First Posted : August 17, 2021
Last Update Posted : May 17, 2022
|Condition or disease||Intervention/treatment|
|AMN AMN Gene Mutation X-ALD||Other: Natural History Observation|
Progressive weakness and spasticity of the legs are characteristics of numerous disorders and conditions, including those that are inherited neurological disorders.
Adrenomyeloneuropathy (AMN) is an example of an inherited form of spastic paraplegia.
Adrenoleukodystrophy (ALD) is a progressive neurodegenerative disorder caused by a mutation in the ABCD1 gene localized to the X-chromosome (Xq28). The ABCD1 gene encodes a peroxisomal adenosine triphosphate (ATP) binding cassette transporter responsible for transport of very long chain fatty acids (VLCFA) from the cytosol into the peroxisome for degradation. A mutation in ABCD1 results in reduction in the degradation of the VLCFA by peroxisomal β-oxidation, and saturated VLCFA, in particular C26:0, accumulate in tissues and body fluids (i.e., brain, nervous system, adrenal glands). One of the key clinical symptoms during aging of ALD patients is a slowly progressive axonopathy affecting sensory ascending and motor descending spinal cord tracts with 100% penetrance in men, an ALD phenotype known as AMN. There are no treatment options available, which leaves AMN patients with a progressive disorder that leads to lifelong physical disability. The progressive dying-back axonopathy represents the core clinical feature of AMN, with onset usually between 20 and 30 years of age in male participants. The initial symptoms include progressive stiffness and weakness of the legs, impaired vibration and position senses in the lower limbs, falls, sphincter disturbances and impotence, as well as scarce scalp hair (alopecia). About 66% of male AMN patients have adrenocortical insufficiency (Addison disease).

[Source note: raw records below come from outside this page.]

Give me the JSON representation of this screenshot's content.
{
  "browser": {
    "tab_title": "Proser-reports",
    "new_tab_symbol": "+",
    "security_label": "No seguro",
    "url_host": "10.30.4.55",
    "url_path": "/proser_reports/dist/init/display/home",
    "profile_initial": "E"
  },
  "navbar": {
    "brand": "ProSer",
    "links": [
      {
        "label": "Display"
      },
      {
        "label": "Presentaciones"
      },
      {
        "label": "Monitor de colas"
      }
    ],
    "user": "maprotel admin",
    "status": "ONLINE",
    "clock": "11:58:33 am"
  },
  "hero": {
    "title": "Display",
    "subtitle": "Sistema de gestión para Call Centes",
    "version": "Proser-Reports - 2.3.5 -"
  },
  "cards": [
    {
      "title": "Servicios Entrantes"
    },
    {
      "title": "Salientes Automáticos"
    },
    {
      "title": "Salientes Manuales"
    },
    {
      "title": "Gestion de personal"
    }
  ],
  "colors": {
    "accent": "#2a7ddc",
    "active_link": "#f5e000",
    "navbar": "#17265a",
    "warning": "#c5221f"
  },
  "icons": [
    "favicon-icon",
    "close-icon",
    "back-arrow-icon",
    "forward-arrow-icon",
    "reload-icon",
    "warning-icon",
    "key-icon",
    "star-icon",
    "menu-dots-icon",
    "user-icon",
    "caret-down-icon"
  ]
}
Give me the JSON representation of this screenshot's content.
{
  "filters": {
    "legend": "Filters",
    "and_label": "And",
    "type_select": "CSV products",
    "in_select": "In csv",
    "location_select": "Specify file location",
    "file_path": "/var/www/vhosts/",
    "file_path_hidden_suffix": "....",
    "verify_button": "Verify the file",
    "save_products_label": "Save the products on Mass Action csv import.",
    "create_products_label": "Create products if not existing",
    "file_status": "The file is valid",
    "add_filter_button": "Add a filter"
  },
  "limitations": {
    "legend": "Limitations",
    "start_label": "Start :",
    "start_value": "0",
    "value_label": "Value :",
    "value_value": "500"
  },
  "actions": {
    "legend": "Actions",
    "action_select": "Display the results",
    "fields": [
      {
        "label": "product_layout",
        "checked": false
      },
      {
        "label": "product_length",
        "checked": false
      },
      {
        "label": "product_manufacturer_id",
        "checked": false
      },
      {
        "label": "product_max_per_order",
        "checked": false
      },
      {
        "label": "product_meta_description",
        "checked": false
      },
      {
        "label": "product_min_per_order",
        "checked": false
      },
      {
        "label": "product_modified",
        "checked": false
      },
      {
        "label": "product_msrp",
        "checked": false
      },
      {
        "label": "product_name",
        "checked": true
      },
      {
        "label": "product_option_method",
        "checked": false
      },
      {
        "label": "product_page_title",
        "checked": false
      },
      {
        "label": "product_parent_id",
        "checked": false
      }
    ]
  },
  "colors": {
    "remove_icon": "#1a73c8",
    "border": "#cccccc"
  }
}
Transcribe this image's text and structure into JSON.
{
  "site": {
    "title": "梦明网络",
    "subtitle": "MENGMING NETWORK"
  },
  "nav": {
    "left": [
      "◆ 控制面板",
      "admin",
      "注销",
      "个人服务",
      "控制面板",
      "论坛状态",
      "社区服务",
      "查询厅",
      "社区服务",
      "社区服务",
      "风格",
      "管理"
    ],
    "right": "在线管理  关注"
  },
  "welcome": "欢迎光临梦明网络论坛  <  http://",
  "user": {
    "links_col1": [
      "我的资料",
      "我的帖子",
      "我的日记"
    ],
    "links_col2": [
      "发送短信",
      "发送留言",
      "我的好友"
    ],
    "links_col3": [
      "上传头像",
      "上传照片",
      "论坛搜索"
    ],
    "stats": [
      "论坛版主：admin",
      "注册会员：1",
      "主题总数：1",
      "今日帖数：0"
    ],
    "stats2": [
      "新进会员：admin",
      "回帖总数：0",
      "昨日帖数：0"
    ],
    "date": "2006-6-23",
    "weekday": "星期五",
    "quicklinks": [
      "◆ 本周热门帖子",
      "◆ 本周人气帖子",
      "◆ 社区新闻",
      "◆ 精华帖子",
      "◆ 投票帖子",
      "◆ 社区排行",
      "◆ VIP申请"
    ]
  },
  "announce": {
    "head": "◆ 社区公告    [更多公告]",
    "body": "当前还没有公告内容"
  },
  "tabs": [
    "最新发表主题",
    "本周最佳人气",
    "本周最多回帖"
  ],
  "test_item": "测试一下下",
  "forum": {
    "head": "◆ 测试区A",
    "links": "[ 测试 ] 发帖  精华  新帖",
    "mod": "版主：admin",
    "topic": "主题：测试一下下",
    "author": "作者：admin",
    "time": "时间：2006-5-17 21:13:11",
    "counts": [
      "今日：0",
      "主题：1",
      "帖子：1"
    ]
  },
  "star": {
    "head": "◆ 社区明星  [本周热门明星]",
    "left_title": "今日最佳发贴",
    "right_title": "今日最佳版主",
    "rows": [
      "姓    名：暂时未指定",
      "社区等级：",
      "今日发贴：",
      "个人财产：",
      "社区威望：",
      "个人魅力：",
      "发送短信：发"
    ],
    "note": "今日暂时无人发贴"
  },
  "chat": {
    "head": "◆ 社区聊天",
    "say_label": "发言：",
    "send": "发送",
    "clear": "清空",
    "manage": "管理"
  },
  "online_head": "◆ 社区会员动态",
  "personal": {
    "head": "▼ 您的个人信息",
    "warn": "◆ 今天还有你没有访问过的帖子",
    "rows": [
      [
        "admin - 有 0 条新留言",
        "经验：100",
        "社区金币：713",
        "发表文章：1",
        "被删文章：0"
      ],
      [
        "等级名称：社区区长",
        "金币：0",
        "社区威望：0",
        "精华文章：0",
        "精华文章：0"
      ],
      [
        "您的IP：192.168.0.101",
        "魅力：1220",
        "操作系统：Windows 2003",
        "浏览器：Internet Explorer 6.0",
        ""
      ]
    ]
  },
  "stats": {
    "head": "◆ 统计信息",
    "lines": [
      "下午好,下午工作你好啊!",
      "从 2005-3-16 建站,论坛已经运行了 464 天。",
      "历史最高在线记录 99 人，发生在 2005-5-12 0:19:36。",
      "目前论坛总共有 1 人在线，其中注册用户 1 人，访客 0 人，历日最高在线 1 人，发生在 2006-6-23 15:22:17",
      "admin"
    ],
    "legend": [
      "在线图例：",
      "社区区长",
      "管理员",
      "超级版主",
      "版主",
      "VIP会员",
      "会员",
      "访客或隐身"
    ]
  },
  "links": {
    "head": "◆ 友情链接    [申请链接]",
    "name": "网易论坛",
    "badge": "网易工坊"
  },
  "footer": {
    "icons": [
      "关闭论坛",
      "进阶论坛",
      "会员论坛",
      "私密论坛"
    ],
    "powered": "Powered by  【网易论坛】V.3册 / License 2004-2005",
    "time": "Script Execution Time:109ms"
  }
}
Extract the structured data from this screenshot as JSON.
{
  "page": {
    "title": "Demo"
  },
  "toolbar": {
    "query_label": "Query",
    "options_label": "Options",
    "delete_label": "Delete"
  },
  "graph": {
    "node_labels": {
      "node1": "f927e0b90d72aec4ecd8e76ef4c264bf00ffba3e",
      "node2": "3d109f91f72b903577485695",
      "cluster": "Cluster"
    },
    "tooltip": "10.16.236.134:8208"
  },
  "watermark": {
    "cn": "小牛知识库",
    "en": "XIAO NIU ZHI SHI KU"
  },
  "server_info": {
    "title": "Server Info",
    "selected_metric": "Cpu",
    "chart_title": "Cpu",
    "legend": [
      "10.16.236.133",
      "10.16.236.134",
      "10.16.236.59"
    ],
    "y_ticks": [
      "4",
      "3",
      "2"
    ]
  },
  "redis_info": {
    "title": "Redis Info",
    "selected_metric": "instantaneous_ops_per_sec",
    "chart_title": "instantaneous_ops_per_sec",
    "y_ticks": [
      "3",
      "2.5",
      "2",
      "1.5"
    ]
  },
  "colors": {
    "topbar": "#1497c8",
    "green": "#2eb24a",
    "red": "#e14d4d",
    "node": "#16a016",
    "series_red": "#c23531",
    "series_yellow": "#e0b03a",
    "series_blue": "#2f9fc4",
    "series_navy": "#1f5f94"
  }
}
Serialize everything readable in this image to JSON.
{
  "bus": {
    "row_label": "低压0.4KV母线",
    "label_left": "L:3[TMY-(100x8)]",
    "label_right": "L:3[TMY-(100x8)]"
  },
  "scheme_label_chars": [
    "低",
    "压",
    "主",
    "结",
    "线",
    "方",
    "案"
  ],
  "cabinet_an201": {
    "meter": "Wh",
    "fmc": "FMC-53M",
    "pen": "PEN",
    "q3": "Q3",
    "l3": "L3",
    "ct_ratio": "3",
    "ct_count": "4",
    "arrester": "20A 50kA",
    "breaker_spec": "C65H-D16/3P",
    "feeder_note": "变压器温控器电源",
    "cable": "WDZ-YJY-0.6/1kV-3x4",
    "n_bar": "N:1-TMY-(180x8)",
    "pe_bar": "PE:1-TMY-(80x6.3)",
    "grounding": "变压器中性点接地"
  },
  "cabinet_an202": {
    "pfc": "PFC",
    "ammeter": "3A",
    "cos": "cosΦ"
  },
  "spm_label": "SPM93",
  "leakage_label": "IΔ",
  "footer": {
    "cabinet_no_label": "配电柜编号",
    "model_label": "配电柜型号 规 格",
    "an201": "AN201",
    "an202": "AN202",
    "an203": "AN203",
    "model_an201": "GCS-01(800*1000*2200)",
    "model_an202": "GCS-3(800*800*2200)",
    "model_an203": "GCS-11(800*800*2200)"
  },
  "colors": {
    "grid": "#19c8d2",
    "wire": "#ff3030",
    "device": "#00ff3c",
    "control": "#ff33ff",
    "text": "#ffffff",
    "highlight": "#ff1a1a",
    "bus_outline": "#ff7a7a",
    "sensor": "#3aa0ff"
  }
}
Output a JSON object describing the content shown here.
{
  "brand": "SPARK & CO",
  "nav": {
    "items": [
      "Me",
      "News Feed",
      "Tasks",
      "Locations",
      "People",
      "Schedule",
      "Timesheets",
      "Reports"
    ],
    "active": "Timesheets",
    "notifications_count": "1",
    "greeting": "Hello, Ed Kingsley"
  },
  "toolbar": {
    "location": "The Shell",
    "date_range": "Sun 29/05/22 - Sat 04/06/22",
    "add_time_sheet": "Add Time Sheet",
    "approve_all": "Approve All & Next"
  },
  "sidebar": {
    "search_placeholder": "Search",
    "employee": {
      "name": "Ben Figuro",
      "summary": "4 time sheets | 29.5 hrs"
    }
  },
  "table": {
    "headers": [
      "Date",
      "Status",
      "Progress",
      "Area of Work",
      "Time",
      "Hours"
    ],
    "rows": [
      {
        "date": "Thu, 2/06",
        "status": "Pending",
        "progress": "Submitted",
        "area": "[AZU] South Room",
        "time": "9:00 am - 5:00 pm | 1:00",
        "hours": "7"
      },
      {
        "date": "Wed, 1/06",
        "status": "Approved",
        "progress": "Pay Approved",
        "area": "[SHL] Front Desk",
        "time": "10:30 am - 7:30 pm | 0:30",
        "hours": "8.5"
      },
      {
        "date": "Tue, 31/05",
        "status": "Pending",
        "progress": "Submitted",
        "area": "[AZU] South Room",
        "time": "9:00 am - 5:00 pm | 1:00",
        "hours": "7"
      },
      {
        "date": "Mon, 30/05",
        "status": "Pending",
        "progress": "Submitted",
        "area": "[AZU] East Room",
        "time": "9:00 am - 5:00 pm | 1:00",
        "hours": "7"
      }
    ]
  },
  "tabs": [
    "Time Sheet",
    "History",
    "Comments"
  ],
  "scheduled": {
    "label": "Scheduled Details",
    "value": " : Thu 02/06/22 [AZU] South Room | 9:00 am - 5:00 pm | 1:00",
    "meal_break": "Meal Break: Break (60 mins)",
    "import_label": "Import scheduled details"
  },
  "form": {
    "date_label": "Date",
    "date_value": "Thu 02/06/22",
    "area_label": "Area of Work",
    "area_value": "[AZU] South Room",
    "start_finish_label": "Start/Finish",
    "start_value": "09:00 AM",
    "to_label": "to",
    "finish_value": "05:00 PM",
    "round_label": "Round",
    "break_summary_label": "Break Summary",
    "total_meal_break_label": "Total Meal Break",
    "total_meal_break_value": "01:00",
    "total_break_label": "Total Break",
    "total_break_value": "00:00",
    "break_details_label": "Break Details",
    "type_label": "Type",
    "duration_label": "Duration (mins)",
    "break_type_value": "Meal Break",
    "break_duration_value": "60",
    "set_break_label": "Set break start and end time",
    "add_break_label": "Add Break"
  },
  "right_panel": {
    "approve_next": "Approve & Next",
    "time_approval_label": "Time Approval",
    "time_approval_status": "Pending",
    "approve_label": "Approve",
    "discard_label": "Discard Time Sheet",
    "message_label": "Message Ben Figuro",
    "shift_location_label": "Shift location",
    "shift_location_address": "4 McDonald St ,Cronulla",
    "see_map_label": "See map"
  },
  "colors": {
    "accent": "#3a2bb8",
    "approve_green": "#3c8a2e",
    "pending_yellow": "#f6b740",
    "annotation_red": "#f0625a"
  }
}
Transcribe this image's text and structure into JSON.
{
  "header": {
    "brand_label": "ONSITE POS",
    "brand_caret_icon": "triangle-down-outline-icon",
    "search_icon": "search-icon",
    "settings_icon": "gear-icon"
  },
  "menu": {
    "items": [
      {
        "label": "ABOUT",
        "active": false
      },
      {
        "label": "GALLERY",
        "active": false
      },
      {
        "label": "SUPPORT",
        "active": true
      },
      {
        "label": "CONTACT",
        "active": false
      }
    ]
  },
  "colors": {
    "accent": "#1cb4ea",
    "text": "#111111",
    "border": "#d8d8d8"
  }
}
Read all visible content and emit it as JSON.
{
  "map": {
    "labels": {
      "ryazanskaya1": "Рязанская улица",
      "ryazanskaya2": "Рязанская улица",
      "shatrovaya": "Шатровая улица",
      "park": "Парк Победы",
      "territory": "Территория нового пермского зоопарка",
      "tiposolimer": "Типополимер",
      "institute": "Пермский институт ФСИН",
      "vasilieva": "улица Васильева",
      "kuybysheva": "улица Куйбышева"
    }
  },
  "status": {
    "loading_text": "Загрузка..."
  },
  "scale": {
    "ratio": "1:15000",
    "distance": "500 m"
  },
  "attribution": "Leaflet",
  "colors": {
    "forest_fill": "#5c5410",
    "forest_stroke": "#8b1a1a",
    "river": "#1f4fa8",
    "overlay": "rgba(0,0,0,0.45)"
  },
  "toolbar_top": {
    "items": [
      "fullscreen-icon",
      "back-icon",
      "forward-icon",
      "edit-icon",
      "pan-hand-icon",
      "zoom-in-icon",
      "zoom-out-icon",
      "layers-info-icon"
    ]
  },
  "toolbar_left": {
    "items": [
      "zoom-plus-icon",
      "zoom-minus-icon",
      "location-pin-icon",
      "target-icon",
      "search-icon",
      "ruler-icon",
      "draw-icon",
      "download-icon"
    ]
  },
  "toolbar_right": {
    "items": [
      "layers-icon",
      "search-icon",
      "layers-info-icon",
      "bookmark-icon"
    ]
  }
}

The course of AMN-related disabilities over time is poorly or incompletely understood due to a limited number of patients and lack of treatments. This study will help obtain a better understanding of the progression of disease with AMN and facilitate efficient clinical development of future SwanBio interventional medications.
|Study Type :||Observational|
|Estimated Enrollment :||80 participants|
|Official Title:||Prospective, Retrospective, Multicenter, Observational Study of Disease Progression in Adults With Inherited Forms of Spastic Paraplegia|
|Actual Study Start Date :||June 21, 2021|
|Estimated Primary Completion Date :||April 30, 2023|
|Estimated Study Completion Date :||May 1, 2025|
Males with AMN
Adult males with confirmed diagnosis of ALD and symptoms of AMN.
Other: Natural History Observation
Data collection on progression of disease
- Disease progression [ Time Frame: 2 years ]Characterize disease progression in adults diagnosed with AMN in serial clinical evaluations of walking
- Change in Quality of Life [ Time Frame: 2 years ]Characterize the Change in multiple Quality of Life (QoL) parameters over time
To learn more about this study, you or your doctor may contact the study research staff using the contact information provided by the sponsor.
Please refer to this study by its ClinicalTrials.gov identifier (NCT number): NCT05008874
|Contact: Clinical Trial Recruitment||(267) email@example.com|
|United States, California|
|Stanford Neuroscience Health Center||Recruiting|
|Stanford, California, United States, 94304|
|United States, Massachusetts|
|Massachusetts General Hospital||Recruiting|
|Boston, Massachusetts, United States, 02114|
|United States, Utah|
|University of Utah||Recruiting|
|Salt Lake City, Utah, United States, 84112|
|University of Leipzig Medical Center||Recruiting|